Task requirements. Return every line below exactly as written.

Stored data:

----

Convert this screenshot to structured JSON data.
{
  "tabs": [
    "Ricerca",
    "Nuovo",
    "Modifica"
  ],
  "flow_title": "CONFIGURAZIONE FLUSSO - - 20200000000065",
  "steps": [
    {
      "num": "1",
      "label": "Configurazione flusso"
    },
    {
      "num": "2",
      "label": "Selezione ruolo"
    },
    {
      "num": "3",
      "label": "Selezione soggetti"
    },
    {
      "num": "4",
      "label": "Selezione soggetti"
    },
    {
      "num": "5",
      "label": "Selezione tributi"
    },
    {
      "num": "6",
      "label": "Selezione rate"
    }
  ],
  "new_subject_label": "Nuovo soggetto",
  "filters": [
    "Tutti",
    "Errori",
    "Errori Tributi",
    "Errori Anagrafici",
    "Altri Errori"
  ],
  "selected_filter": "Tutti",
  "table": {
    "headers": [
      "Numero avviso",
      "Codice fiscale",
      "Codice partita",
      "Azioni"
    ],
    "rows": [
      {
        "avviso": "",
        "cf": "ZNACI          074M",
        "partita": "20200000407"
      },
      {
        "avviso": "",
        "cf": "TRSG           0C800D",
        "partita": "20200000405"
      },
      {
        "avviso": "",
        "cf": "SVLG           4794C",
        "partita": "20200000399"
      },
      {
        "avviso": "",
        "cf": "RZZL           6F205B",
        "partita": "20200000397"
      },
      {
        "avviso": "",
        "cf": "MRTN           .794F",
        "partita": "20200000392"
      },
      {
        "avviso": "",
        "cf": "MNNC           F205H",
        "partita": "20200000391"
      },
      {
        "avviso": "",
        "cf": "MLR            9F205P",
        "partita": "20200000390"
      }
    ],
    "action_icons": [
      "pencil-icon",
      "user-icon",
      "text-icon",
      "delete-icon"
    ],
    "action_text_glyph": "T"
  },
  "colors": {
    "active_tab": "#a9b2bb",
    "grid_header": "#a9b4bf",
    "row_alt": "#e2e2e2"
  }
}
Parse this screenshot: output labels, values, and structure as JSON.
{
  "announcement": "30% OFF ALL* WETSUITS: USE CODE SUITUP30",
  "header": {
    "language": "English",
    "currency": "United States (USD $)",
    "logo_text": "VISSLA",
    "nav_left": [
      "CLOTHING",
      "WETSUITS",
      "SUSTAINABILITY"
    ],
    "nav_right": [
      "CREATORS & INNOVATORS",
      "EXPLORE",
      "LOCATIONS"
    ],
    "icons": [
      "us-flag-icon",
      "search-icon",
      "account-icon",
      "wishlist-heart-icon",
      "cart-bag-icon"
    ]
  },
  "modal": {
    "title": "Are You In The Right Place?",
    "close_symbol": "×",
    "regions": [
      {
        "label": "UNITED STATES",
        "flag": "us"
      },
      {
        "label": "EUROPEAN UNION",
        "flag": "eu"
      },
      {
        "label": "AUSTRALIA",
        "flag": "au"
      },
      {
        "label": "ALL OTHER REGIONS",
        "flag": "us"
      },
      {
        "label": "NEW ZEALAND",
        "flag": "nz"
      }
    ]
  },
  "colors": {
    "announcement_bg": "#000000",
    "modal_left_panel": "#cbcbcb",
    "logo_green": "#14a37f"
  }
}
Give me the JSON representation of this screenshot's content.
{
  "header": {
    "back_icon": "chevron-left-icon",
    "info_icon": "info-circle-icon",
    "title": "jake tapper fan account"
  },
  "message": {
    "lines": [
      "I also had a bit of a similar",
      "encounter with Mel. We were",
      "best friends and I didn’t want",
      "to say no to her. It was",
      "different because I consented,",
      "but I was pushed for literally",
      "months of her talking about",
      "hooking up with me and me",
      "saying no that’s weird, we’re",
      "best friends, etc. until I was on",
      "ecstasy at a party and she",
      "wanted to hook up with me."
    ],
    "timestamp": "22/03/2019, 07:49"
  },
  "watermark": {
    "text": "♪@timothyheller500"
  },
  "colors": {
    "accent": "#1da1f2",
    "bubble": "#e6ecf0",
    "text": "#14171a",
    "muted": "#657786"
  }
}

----

Task result.
Convert this screenshot to structured JSON data.
{
  "tabs": [
    "Ricerca",
    "Nuovo",
    "Modifica"
  ],
  "flow_title": "CONFIGURAZIONE FLUSSO - - 20200000000065",
  "steps": [
    {
      "num": "1",
      "label": "Configurazione flusso"
    },
    {
      "num": "2",
      "label": "Selezione ruolo"
    },
    {
      "num": "3",
      "label": "Selezione soggetti"
    },
    {
      "num": "4",
      "label": "Selezione soggetti"
    },
    {
      "num": "5",
      "label": "Selezione tributi"
    },
    {
      "num": "6",
      "label": "Selezione rate"
    }
  ],
  "new_subject_label": "Nuovo soggetto",
  "filters": [
    "Tutti",
    "Errori",
    "Errori Tributi",
    "Errori Anagrafici",
    "Altri Errori"
  ],
  "selected_filter": "Tutti",
  "table": {
    "headers": [
      "Numero avviso",
      "Codice fiscale",
      "Codice partita",
      "Azioni"
    ],
    "rows": [
      {
        "avviso": "",
        "cf": "ZNACI          074M",
        "partita": "20200000407"
      },
      {
        "avviso": "",
        "cf": "TRSG           0C800D",
        "partita": "20200000405"
      },
      {
        "avviso": "",
        "cf": "SVLG           4794C",
        "partita": "20200000399"
      },
      {
        "avviso": "",
        "cf": "RZZL           6F205B",
        "partita": "20200000397"
      },
      {
        "avviso": "",
        "cf": "MRTN           .794F",
        "partita": "20200000392"
      },
      {
        "avviso": "",
        "cf": "MNNC           F205H",
        "partita": "20200000391"
      },
      {
        "avviso": "",
        "cf": "MLR            9F205P",
        "partita": "20200000390"
      }
    ],
    "action_icons": [
      "pencil-icon",
      "user-icon",
      "text-icon",
      "delete-icon"
    ],
    "action_text_glyph": "T"
  },
  "colors": {
    "active_tab": "#a9b2bb",
    "grid_header": "#a9b4bf",
    "row_alt": "#e2e2e2"
  }
}
Parse this screenshot: output labels, values, and structure as JSON.
{
  "announcement": "30% OFF ALL* WETSUITS: USE CODE SUITUP30",
  "header": {
    "language": "English",
    "currency": "United States (USD $)",
    "logo_text": "VISSLA",
    "nav_left": [
      "CLOTHING",
      "WETSUITS",
      "SUSTAINABILITY"
    ],
    "nav_right": [
      "CREATORS & INNOVATORS",
      "EXPLORE",
      "LOCATIONS"
    ],
    "icons": [
      "us-flag-icon",
      "search-icon",
      "account-icon",
      "wishlist-heart-icon",
      "cart-bag-icon"
    ]
  },
  "modal": {
    "title": "Are You In The Right Place?",
    "close_symbol": "×",
    "regions": [
      {
        "label": "UNITED STATES",
        "flag": "us"
      },
      {
        "label": "EUROPEAN UNION",
        "flag": "eu"
      },
      {
        "label": "AUSTRALIA",
        "flag": "au"
      },
      {
        "label": "ALL OTHER REGIONS",
        "flag": "us"
      },
      {
        "label": "NEW ZEALAND",
        "flag": "nz"
      }
    ]
  },
  "colors": {
    "announcement_bg": "#000000",
    "modal_left_panel": "#cbcbcb",
    "logo_green": "#14a37f"
  }
}
Give me the JSON representation of this screenshot's content.
{
  "header": {
    "back_icon": "chevron-left-icon",
    "info_icon": "info-circle-icon",
    "title": "jake tapper fan account"
  },
  "message": {
    "lines": [
      "I also had a bit of a similar",
      "encounter with Mel. We were",
      "best friends and I didn’t want",
      "to say no to her. It was",
      "different because I consented,",
      "but I was pushed for literally",
      "months of her talking about",
      "hooking up with me and me",
      "saying no that’s weird, we’re",
      "best friends, etc. until I was on",
      "ecstasy at a party and she",
      "wanted to hook up with me."
    ],
    "timestamp": "22/03/2019, 07:49"
  },
  "watermark": {
    "text": "♪@timothyheller500"
  },
  "colors": {
    "accent": "#1da1f2",
    "bubble": "#e6ecf0",
    "text": "#14171a",
    "muted": "#657786"
  }
}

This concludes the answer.